Why This Student-Run YouTube Club Is About More Than Making Videos
Two years ago when Erick Hanson migrated from history teacher to media specialist he had one big goal in mind: to make the library cool again. “If kids weren't coming into the library to check out books because they need the information or they just want to read for leisure, where are they going instead?” says Hanson, who works at Pennsylvania’s East Pennsboro School District, near Harrisburg.
The real 'fake news': how to spot misinformation and disinformation online
So you think a story, photo or video you've seen online might be fake — or exaggerated, at least. Maybe you spotted a photo that's generating outrage or ridicule, or a headline that seems too bizarre to be accurate. But you're not sure.
Make It Meaningful to Me: Authentic Learning for Students
The picture purchased from DepositPhotos.com. Over the course of many years, I have learned that there are no two schools that are the same. Even within a city, you will find that there are significant differences between the resources that schools have and their cultures.
How to Teach Students Historical Inquiry Through Media Literacy And Critical Thinking
“I think that the lessons of history are exactly the kind of thing we should be talking about in history class,” Wineburg said. “But rather than teaching them as rules or things fixed in time or set in amber, these are precisely the kinds of things that are worthy of debate.” Today, most people look up information they don’t know on the internet, including students. So it’s even more important that students have tools they can use to make educated decisions about what they trust online. Will Colglazier, a U.S. history teacher in the San Mateo Union High School District, is taking this call to action to heart at Aragon High School.

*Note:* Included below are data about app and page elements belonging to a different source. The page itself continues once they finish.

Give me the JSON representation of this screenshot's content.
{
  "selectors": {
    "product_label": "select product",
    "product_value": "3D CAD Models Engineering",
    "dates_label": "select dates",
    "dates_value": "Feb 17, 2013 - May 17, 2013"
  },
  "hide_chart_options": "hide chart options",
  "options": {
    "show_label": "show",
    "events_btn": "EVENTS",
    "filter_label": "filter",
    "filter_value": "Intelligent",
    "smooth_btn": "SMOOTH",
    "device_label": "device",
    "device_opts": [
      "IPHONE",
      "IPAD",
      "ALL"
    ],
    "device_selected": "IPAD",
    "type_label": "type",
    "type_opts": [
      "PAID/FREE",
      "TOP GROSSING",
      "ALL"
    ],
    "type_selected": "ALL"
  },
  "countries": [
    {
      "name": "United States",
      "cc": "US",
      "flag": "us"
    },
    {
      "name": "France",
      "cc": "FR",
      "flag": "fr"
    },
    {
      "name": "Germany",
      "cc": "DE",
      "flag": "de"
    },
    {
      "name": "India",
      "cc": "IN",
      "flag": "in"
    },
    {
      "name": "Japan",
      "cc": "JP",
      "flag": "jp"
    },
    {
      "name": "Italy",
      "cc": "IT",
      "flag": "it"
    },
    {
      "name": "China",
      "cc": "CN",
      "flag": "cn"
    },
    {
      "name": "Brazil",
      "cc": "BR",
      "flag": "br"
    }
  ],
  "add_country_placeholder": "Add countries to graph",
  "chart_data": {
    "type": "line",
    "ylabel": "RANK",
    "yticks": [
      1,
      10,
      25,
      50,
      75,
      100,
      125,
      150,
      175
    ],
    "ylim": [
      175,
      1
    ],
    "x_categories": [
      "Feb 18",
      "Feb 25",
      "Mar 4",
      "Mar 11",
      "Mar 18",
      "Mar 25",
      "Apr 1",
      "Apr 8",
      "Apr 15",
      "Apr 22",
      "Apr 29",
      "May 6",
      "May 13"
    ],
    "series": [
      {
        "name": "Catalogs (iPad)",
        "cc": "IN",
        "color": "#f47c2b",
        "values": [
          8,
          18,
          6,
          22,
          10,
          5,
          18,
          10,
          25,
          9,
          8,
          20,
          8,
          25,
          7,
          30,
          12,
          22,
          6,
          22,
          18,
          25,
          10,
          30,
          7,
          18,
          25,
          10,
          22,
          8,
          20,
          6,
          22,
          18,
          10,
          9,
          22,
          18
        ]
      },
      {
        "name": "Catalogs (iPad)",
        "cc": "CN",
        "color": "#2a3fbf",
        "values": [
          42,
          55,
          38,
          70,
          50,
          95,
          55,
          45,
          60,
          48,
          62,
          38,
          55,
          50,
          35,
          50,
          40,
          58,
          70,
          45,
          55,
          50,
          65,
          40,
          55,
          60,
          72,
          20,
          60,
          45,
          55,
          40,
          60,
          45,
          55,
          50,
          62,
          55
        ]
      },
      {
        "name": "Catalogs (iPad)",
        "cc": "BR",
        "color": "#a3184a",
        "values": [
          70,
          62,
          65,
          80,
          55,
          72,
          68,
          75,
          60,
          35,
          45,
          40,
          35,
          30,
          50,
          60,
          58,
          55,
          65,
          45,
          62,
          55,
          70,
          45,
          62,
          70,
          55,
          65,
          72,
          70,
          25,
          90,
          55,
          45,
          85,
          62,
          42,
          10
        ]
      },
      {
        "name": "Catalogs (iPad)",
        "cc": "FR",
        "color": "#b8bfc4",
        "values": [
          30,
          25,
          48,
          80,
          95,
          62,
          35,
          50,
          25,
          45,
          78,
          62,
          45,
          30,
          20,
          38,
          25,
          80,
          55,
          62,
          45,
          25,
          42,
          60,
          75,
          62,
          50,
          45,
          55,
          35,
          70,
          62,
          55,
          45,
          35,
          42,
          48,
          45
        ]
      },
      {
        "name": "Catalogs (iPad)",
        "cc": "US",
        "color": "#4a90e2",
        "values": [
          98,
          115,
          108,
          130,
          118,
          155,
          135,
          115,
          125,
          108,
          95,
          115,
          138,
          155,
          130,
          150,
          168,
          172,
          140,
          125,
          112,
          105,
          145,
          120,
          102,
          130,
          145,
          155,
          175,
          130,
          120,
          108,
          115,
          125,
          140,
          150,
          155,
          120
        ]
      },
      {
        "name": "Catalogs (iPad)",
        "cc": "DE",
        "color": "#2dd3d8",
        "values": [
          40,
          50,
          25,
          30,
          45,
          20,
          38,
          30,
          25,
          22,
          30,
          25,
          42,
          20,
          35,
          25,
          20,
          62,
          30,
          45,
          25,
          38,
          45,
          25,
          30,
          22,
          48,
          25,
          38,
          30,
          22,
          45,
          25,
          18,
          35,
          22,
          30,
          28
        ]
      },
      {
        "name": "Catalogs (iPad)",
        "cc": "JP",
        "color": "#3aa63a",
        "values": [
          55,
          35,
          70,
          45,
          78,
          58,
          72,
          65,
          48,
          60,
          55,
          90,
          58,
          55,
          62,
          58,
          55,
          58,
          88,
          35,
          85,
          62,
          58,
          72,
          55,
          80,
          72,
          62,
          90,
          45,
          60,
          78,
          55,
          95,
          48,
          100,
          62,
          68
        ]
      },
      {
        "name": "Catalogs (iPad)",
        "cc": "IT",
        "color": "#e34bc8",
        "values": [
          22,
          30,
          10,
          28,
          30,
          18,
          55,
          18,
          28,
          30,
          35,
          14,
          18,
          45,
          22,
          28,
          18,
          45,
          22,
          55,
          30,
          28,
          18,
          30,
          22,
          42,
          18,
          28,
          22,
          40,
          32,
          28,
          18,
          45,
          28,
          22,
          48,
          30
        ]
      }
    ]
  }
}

The Rigor Relevance Framework
The Rigor/Relevance Framework is a tool developed by the International Center to examine curriculum, instruction, and assessment along the two dimensions of higher standards and student achievement. It can be used in the development of both instruction and assessment. In addition, teachers can use it to monitor their own progress in adding rigor and relevance to their instruction, and to select appropriate instructional strategies for differentiating instruction and facilitating higher achievement goals.
How Your Teacher-Librarian Can Be An Ally When Teaching With Inquiry
Teacher-Librarians Have More Flexible Schedules The librarian’s schedule and workday provide more flexibility so they can be available to help teachers. The door is open, why not come in?
12 (mostly cheap) Teacher Tricks that Work in an Elementary Library
Learning practical teaching tips and tricks is one of my favorite forms of professional development. I love when others share simple things that can be applied quickly and easily to my teaching and improve learning for my students. Here are twelve tips and tricks that work in my library: A Magic Wand – This can truly be magic! This wand is used to dismiss students from the rug to move to other activities. It prevents the mob mentality that happens when everyone goes at the same time.
Getting Beyond the CRAAP Test: A Conversation with Mike Caulfield
I have been a fan of Mike Caulfield's work in developing new tools for helping students learn the skills of digital literacy and fact checking for quite some time. I even put an exercise in The Writer's Practice built on Caulfield's "four moves." When I found out he has a new project that is freely available to instructors and highly adaptable to any course, I wanted to do what I can to get the word out. We talked about both the new project in specific and his bigger project in general. - JW Q&A with Mike Caulfield on Check, Please! John Warner: Why should we be worried about the issue of online information literacy?
Assessing Maker Education Projects
Institutionalized education has given assessment a bad reputation; often leaves a sour taste in the mouths of many teachers, students, and laypeople. This is primarily due to the testing movement, the push towards using student assessment in the form of tests as a measure of student, teacher, principal, and school accountability. Educators should be clear about why they include assessment in their instruction; be strategic and intentional in its use. For me, assessment really should be about informing the learner about his or her performance so that increased learning and future improvement result for that learner. Assessment is the process of gathering and discussing information from multiple and diverse sources in order to develop a deep understanding of what students know, understand, and can do with their knowledge as a result of their educational experiences; the process culminates when assessment results are used to improve subsequent learning. Maker Education and Assessment
Helping students develop better web-based research skills — EducationHQ Australia
It is often claimed that young people are “digital natives”, naturally and effortlessly moving around their virtual world and using technology with great expertise. While this may be the case in young people’s social networking, gaming and the like, it is not necessarily the case in their academic lives. In fact, when it comes to using technology for academic tasks, it appears that lots of students display all the hallmarks of a novice. For example, when I look at how students go about internet-based research for schoolwork tasks, it is not uncommon to find them using poor search terms and struggling to identify quality websites or information for a given task. The teacher’s mission therefore, is to help move them from novice to expert. This is where “load reduction instruction (LRI)” comes in (edhq.co/2sZqvcR).
Is a School-wide Research Model for You?
Recognizing the Need for a Research Model Fall is in the air and so is a new Research Road Map at Highland School of Technology in Gastonia, North Carolina. The journey to create a school-wide research model began during the 2017-18 school year. I noticed the need for school-wide consistency after a few semesters of observing our 11th grade English students writing research papers.